by Richard Sheffield
Avionics are the eyes of an aircraft, and the Apache probably has the best eyes of any helicopter in the world. The sensors aboard this aircraft are totally integrated; that is, they act together. This greatly reduces the work load and response time of the crew in battle conditions. A sensor system is specifically designed to meet the demands of each crew member's job function. These systems are known as TADS/PNVS.
TADS. The TADS (Target Acquisition Designation Sight) is primarily used by the copilot/gunner, or CPG. This system allows the gunner to see, identify, engage, and destroy targets at great range in day or night. To perform this task, a wide range of sensors are at the disposal of the gunner:
Direct-view optics. This system is for daytime use. It is basically a variable-power telescope with the image displayed in the gunner's cockpit via the Optical Relay Tube.
High-resolution TV system. This is an alternative sensor for daytime use. However, due to its ability to operate in the near-infrared range, it may prove to be of more use than the direct optics in real battlefield conditions. The infrared allows it to "see" through some of the smoke and dust which will likely be present on the battlefield.
FLIR (Forward Looking InfraRed) sensor. This sensor allows the gunner to search for and detect targets at night or in bad weather, including rain and snow.
Laser system. This is the range finder and tracking system for laser-guided weapons such as the Hellfire missile or smart artillery shells.
The information from these sensors is displayed in several ways. The HDD (Head Down Display), is a binocular-type eyepiece through which the gunner looks. It sticks up out of the control panel directly in front of the gunner. A video display screen, or CRT, is also used.
The most innovative and unique system is the IHADSSHDU (Integrated Helmet Display Sight System Helmet Display Unit). This helmet has an eyepiece attachment which displays sensor images and information on a clear piece of glass in front of the wearer's eye, much the same as a heads-up display in a jet fighter. The helmet is coupled to the movable sensor housing in the nose of the aircraft. To provide the appropriate images and target data, the sensor housing turns when the wearer's head turns. This is the what-you-see is-what-you-hit targeting system. The laser will point where the gunner looks to guide Hellfire missiles. The 30mm chain gun is also slaved to the sensors; so, to aim the gun, all the CPG has to do is look at a target.

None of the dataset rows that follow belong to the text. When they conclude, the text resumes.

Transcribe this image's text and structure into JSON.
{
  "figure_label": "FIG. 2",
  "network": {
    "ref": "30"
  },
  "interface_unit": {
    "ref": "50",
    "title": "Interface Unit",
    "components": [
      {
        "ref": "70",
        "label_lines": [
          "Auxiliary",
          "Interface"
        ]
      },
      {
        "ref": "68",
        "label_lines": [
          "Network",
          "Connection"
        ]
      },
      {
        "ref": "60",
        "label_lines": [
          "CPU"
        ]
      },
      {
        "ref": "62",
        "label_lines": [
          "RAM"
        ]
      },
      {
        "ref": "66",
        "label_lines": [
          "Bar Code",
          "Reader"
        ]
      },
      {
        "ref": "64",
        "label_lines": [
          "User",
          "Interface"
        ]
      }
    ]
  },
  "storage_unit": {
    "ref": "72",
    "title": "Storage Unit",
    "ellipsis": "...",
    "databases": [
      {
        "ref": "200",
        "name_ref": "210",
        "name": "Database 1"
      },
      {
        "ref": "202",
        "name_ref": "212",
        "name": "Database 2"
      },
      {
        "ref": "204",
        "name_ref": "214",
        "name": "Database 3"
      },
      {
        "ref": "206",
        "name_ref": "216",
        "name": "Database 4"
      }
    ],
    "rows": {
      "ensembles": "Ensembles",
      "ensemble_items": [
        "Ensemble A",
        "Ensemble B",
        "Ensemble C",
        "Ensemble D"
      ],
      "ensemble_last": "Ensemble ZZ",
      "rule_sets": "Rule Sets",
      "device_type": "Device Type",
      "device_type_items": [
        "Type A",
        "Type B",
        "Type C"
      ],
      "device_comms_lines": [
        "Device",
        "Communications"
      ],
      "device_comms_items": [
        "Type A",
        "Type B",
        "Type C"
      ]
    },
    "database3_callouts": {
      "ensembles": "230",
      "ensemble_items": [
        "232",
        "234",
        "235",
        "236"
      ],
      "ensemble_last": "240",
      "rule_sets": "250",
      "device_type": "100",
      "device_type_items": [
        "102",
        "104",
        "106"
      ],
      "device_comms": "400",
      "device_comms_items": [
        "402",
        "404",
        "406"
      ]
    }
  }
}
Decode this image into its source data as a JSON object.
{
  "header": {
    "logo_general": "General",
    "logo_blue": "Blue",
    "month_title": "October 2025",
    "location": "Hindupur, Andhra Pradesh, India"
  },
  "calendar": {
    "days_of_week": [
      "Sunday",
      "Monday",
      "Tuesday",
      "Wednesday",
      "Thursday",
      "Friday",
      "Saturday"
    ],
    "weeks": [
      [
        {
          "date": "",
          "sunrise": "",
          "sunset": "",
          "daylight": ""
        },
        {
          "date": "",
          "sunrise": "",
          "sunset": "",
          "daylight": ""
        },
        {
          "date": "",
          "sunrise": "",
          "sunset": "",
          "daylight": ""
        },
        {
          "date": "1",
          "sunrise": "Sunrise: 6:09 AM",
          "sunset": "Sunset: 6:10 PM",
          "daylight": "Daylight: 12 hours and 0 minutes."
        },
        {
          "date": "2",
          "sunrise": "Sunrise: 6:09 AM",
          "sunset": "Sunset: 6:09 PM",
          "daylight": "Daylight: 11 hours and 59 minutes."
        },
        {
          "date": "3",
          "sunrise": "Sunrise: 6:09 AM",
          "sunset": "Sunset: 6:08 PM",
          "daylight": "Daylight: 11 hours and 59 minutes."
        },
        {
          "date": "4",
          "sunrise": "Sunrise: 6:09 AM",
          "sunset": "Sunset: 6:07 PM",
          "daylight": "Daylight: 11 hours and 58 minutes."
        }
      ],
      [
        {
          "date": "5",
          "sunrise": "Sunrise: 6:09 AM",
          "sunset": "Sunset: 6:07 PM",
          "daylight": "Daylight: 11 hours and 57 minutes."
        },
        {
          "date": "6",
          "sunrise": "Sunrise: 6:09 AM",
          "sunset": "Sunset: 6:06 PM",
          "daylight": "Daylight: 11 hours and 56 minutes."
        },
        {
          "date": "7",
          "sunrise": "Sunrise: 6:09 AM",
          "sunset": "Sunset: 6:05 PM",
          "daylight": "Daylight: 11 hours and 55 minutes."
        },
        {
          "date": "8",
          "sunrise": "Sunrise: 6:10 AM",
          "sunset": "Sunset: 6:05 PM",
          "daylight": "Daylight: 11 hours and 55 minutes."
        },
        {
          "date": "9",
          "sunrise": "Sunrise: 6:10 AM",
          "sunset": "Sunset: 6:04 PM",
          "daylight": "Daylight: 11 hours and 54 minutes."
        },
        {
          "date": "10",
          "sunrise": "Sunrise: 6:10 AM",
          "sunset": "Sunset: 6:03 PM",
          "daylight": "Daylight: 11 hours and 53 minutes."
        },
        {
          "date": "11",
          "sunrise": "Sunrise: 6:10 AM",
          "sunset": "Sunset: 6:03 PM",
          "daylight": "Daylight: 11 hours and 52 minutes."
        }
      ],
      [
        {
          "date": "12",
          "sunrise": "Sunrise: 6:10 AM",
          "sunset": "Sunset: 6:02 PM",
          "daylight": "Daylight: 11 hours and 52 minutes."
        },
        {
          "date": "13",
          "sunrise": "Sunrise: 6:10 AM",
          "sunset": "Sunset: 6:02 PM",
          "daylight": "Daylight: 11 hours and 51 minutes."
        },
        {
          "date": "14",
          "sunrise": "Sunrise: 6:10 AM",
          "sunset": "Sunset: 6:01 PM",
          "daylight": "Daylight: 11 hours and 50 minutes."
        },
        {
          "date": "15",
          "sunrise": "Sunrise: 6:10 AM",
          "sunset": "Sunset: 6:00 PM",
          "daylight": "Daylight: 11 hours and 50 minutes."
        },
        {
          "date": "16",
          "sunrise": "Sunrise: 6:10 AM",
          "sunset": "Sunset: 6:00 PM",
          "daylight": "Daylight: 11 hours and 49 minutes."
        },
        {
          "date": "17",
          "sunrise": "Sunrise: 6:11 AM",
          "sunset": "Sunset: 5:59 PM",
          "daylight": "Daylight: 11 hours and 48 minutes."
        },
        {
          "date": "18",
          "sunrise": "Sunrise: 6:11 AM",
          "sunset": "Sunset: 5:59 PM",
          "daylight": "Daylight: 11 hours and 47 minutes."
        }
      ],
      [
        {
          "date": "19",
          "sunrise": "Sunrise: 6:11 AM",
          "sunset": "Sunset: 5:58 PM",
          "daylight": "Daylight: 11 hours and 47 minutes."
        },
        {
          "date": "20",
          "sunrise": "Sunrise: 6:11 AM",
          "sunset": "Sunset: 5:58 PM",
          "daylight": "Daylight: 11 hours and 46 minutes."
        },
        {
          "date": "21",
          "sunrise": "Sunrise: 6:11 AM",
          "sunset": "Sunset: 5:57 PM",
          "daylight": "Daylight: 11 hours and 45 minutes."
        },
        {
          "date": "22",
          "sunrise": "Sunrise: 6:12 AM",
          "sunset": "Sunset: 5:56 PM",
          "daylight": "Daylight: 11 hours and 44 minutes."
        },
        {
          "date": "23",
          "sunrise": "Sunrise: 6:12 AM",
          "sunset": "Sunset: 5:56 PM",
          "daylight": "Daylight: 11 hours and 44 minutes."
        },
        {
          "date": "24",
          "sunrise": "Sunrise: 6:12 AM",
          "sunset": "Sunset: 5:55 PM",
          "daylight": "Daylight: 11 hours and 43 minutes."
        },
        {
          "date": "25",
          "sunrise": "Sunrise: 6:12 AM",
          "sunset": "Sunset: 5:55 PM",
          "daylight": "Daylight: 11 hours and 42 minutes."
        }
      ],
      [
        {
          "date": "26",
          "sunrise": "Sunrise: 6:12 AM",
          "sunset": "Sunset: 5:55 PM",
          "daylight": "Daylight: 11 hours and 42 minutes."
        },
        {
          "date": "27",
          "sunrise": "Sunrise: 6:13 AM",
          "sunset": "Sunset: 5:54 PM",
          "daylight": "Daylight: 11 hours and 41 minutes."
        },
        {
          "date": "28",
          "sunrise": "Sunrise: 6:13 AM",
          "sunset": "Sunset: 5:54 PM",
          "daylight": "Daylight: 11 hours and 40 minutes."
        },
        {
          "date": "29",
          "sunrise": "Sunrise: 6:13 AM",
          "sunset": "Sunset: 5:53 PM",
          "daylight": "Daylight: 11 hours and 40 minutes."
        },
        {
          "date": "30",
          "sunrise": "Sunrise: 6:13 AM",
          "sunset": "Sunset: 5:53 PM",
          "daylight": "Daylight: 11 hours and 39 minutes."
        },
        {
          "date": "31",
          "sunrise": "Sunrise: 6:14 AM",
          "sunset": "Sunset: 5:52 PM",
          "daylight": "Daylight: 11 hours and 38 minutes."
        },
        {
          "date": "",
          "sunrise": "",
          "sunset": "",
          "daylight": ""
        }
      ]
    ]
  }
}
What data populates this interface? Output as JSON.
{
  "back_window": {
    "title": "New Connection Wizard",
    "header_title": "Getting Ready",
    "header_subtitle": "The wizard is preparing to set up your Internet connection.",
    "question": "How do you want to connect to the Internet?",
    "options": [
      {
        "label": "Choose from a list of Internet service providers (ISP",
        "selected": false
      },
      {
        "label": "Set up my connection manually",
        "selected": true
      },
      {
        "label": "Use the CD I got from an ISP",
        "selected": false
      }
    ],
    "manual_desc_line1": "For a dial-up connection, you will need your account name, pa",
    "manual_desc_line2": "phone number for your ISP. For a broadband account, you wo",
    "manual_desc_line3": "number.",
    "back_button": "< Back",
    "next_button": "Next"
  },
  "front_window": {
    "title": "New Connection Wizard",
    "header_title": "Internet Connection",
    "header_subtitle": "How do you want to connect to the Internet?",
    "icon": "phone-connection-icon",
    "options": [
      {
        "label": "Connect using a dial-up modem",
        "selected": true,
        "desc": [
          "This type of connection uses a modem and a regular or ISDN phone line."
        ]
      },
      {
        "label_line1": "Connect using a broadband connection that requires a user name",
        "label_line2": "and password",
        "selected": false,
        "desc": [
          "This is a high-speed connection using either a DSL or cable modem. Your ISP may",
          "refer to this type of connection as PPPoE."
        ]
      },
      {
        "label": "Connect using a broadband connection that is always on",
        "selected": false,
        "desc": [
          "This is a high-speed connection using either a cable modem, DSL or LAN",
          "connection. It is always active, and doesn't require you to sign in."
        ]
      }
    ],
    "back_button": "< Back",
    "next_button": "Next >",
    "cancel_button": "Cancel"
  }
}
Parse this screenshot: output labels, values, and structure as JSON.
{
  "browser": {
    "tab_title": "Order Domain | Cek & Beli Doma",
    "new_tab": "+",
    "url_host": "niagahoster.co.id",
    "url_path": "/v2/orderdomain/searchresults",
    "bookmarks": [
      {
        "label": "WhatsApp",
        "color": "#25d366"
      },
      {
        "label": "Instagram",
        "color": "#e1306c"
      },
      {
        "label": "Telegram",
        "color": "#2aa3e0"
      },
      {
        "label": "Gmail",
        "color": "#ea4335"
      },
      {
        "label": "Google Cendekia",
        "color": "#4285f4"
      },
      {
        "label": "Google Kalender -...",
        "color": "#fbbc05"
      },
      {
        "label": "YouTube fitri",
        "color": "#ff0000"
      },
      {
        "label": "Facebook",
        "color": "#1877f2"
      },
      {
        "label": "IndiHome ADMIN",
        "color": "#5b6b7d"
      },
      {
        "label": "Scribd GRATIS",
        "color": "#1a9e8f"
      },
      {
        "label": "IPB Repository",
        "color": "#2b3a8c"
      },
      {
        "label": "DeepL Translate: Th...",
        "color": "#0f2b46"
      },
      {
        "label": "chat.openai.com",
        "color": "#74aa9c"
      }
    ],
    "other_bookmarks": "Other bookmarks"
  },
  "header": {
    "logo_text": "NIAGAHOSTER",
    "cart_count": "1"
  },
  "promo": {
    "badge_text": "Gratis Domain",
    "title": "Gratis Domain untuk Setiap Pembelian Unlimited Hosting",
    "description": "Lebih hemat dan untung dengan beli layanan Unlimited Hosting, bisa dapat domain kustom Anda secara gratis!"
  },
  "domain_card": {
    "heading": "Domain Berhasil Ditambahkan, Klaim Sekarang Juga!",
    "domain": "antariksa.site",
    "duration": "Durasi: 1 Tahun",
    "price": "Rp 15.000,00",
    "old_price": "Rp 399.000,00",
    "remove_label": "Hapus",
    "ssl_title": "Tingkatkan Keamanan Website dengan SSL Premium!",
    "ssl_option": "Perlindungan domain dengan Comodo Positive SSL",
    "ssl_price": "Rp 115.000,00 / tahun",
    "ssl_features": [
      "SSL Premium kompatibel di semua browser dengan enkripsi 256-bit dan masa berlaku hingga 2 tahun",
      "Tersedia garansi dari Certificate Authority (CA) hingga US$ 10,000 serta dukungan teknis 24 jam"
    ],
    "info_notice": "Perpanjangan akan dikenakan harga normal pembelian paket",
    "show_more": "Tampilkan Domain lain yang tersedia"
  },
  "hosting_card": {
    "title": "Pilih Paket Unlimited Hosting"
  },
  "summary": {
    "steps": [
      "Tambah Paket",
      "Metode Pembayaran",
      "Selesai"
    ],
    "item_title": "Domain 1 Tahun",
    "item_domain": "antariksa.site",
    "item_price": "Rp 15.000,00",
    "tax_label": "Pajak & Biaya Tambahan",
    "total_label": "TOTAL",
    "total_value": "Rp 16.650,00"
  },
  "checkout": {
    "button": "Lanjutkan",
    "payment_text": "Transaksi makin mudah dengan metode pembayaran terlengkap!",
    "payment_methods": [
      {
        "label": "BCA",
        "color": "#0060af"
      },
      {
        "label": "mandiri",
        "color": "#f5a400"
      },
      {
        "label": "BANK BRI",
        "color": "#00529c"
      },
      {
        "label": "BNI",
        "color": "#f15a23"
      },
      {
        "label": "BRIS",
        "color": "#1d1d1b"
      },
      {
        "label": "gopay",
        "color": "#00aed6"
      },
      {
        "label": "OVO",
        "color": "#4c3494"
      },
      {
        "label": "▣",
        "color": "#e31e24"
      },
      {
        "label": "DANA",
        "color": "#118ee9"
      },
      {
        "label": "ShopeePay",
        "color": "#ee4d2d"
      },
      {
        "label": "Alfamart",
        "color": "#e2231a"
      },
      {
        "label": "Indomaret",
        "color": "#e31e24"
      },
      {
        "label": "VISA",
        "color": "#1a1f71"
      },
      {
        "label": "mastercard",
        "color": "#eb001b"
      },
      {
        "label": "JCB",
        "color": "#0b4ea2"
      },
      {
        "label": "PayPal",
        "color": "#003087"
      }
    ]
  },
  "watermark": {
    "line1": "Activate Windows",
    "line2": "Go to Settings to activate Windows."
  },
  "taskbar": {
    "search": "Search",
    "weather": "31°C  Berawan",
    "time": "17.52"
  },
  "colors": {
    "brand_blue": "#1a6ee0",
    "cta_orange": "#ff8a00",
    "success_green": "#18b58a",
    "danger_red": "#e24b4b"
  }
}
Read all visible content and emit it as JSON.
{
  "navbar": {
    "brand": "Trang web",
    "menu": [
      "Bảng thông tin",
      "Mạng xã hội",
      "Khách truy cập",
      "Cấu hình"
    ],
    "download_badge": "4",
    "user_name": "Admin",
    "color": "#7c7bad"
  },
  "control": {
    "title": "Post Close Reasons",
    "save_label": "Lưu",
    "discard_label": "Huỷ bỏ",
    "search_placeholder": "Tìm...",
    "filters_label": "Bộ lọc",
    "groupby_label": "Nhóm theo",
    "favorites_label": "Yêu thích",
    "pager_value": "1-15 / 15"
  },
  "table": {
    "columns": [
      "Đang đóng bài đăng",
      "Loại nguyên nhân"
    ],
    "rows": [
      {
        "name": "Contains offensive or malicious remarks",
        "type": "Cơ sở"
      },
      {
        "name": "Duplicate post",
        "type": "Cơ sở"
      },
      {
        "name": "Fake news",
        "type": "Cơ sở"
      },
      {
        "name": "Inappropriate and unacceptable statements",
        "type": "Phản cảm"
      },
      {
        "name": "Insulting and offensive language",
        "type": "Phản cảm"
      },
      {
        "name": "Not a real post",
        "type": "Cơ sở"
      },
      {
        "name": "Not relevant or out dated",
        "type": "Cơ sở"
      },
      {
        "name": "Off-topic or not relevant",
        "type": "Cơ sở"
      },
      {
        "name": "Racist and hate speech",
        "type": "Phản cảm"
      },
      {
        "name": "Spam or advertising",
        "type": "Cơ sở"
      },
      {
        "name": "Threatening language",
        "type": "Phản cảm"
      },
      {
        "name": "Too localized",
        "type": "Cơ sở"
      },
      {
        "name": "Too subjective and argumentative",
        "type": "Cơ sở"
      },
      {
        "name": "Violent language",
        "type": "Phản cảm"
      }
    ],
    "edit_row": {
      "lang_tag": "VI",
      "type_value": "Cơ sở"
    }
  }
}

PNVS. The PNVS (Pilot Night Vision Sensor) is generally used by the pilot to navigate the aircraft at night or in bad weather. The system provides a brightly illuminated view of the ground and allows the pilot to fly nap-of-the-earth maneuvers even in total darkness and rain. Infrared imaging is used by the PNVS which displays the image of the terrain on the eyepiece of the IHADSS helmet. Since there is no magnification on this system, the pilot sees the infrared image superimposed over the view outside. The helmet operates in the same manner as the gunner's, so the view changes accordingly when the pilot's head is turned. The pilot can even look through the bottom of the cockpit by simply looking down since the sensor for the PNVS is located in the nose of the aircraft and is not blocked by the fuselage.
The PNVS also displays such vital flight data on the eyepiece as airspeed, altitude, and heading. This lets the pilot fly without having to look down at the instrument panel.